● WORK ORDER
In your copy, leave out the pictures and repeat every record exactly.

Records from a dataset:

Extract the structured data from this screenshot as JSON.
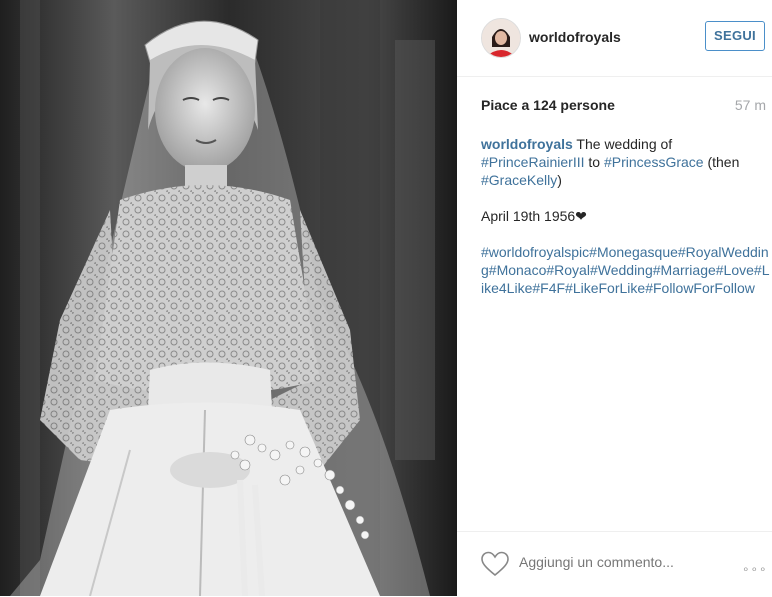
{
  "photo": {
    "alt_icon": "wedding-photo",
    "mode": "black-and-white"
  },
  "header": {
    "avatar_icon": "profile-avatar-icon",
    "username": "worldofroyals",
    "follow_label": "SEGUI"
  },
  "stats": {
    "likes": "Piace a 124 persone",
    "time": "57 m"
  },
  "caption": {
    "user": "worldofroyals",
    "text1": " The wedding of ",
    "tag1": "#PrinceRainierIII",
    "text2": " to ",
    "tag2": "#PrincessGrace",
    "text3": " (then ",
    "tag3": "#GraceKelly",
    "text4": ")",
    "date_line": "April 19th 1956❤",
    "hashtags": "#worldofroyalspic#Monegasque#RoyalWedding#Monaco#Royal#Wedding#Marriage#Love#Like4Like#F4F#LikeForLike#FollowForFollow"
  },
  "footer": {
    "like_icon": "heart-outline-icon",
    "comment_placeholder": "Aggiungi un commento...",
    "more_label": "∘∘∘",
    "more_icon": "more-options-icon"
  },
  "colors": {
    "link": "#3f729b",
    "muted": "#a5a7aa",
    "border": "#efefef"
  }
}
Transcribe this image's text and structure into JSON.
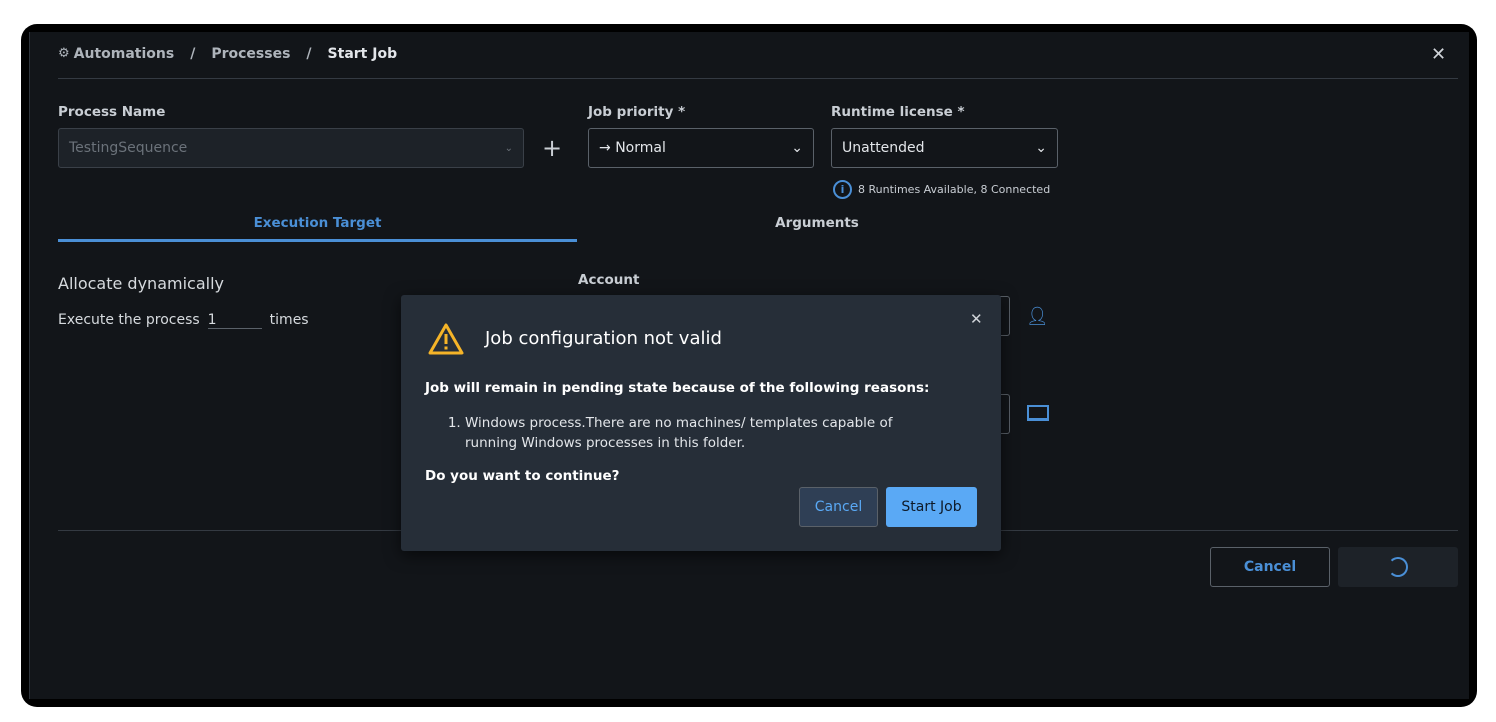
{
  "breadcrumb": {
    "items": [
      "Automations",
      "Processes",
      "Start Job"
    ],
    "separator": "/"
  },
  "form": {
    "process_name": {
      "label": "Process Name",
      "value": "TestingSequence"
    },
    "job_priority": {
      "label": "Job priority *",
      "value": "Normal"
    },
    "runtime_license": {
      "label": "Runtime license *",
      "value": "Unattended",
      "info": "8 Runtimes Available, 8 Connected"
    }
  },
  "tabs": [
    {
      "label": "Execution Target",
      "active": true
    },
    {
      "label": "Arguments",
      "active": false
    }
  ],
  "execution": {
    "heading": "Allocate dynamically",
    "execute_prefix": "Execute the process",
    "count": "1",
    "execute_suffix": "times",
    "account_label": "Account"
  },
  "footer": {
    "cancel": "Cancel"
  },
  "dialog": {
    "title": "Job configuration not valid",
    "intro": "Job will remain in pending state because of the following reasons:",
    "reasons": [
      "Windows process.There are no machines/ templates capable of running Windows processes in this folder."
    ],
    "question": "Do you want to continue?",
    "cancel": "Cancel",
    "confirm": "Start Job"
  },
  "colors": {
    "accent": "#4a8fd6",
    "primary_button": "#5aa9f5",
    "warning": "#f5b428",
    "background": "#121519",
    "dialog": "#262e38"
  }
}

● SOLUTION TO THE PROBLEM
Extract the structured data from this screenshot as JSON.
{
  "photo": {
    "alt_icon": "wedding-photo",
    "mode": "black-and-white"
  },
  "header": {
    "avatar_icon": "profile-avatar-icon",
    "username": "worldofroyals",
    "follow_label": "SEGUI"
  },
  "stats": {
    "likes": "Piace a 124 persone",
    "time": "57 m"
  },
  "caption": {
    "user": "worldofroyals",
    "text1": " The wedding of ",
    "tag1": "#PrinceRainierIII",
    "text2": " to ",
    "tag2": "#PrincessGrace",
    "text3": " (then ",
    "tag3": "#GraceKelly",
    "text4": ")",
    "date_line": "April 19th 1956❤",
    "hashtags": "#worldofroyalspic#Monegasque#RoyalWedding#Monaco#Royal#Wedding#Marriage#Love#Like4Like#F4F#LikeForLike#FollowForFollow"
  },
  "footer": {
    "like_icon": "heart-outline-icon",
    "comment_placeholder": "Aggiungi un commento...",
    "more_label": "∘∘∘",
    "more_icon": "more-options-icon"
  },
  "colors": {
    "link": "#3f729b",
    "muted": "#a5a7aa",
    "border": "#efefef"
  }
}
Transcribe this image's text and structure into JSON.
{
  "breadcrumb": {
    "items": [
      "Automations",
      "Processes",
      "Start Job"
    ],
    "separator": "/"
  },
  "form": {
    "process_name": {
      "label": "Process Name",
      "value": "TestingSequence"
    },
    "job_priority": {
      "label": "Job priority *",
      "value": "Normal"
    },
    "runtime_license": {
      "label": "Runtime license *",
      "value": "Unattended",
      "info": "8 Runtimes Available, 8 Connected"
    }
  },
  "tabs": [
    {
      "label": "Execution Target",
      "active": true
    },
    {
      "label": "Arguments",
      "active": false
    }
  ],
  "execution": {
    "heading": "Allocate dynamically",
    "execute_prefix": "Execute the process",
    "count": "1",
    "execute_suffix": "times",
    "account_label": "Account"
  },
  "footer": {
    "cancel": "Cancel"
  },
  "dialog": {
    "title": "Job configuration not valid",
    "intro": "Job will remain in pending state because of the following reasons:",
    "reasons": [
      "Windows process.There are no machines/ templates capable of running Windows processes in this folder."
    ],
    "question": "Do you want to continue?",
    "cancel": "Cancel",
    "confirm": "Start Job"
  },
  "colors": {
    "accent": "#4a8fd6",
    "primary_button": "#5aa9f5",
    "warning": "#f5b428",
    "background": "#121519",
    "dialog": "#262e38"
  }
}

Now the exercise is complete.